THE TASK:
Please set down the entries below once more, exactly.

Element data from apps and pages
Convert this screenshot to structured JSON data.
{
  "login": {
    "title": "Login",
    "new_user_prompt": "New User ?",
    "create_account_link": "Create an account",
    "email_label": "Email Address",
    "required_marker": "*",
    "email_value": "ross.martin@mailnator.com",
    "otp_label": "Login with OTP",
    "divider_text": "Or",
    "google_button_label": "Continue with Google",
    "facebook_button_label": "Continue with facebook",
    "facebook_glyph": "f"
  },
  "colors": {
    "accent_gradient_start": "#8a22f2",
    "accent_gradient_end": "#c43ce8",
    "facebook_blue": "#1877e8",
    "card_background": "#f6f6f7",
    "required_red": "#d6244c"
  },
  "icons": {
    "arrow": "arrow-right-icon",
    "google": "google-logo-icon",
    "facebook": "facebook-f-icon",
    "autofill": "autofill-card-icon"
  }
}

RESULT FOR THIS EXERCISE:
Convert this screenshot to structured JSON data.
{
  "login": {
    "title": "Login",
    "new_user_prompt": "New User ?",
    "create_account_link": "Create an account",
    "email_label": "Email Address",
    "required_marker": "*",
    "email_value": "ross.martin@mailnator.com",
    "otp_label": "Login with OTP",
    "divider_text": "Or",
    "google_button_label": "Continue with Google",
    "facebook_button_label": "Continue with facebook",
    "facebook_glyph": "f"
  },
  "colors": {
    "accent_gradient_start": "#8a22f2",
    "accent_gradient_end": "#c43ce8",
    "facebook_blue": "#1877e8",
    "card_background": "#f6f6f7",
    "required_red": "#d6244c"
  },
  "icons": {
    "arrow": "arrow-right-icon",
    "google": "google-logo-icon",
    "facebook": "facebook-f-icon",
    "autofill": "autofill-card-icon"
  }
}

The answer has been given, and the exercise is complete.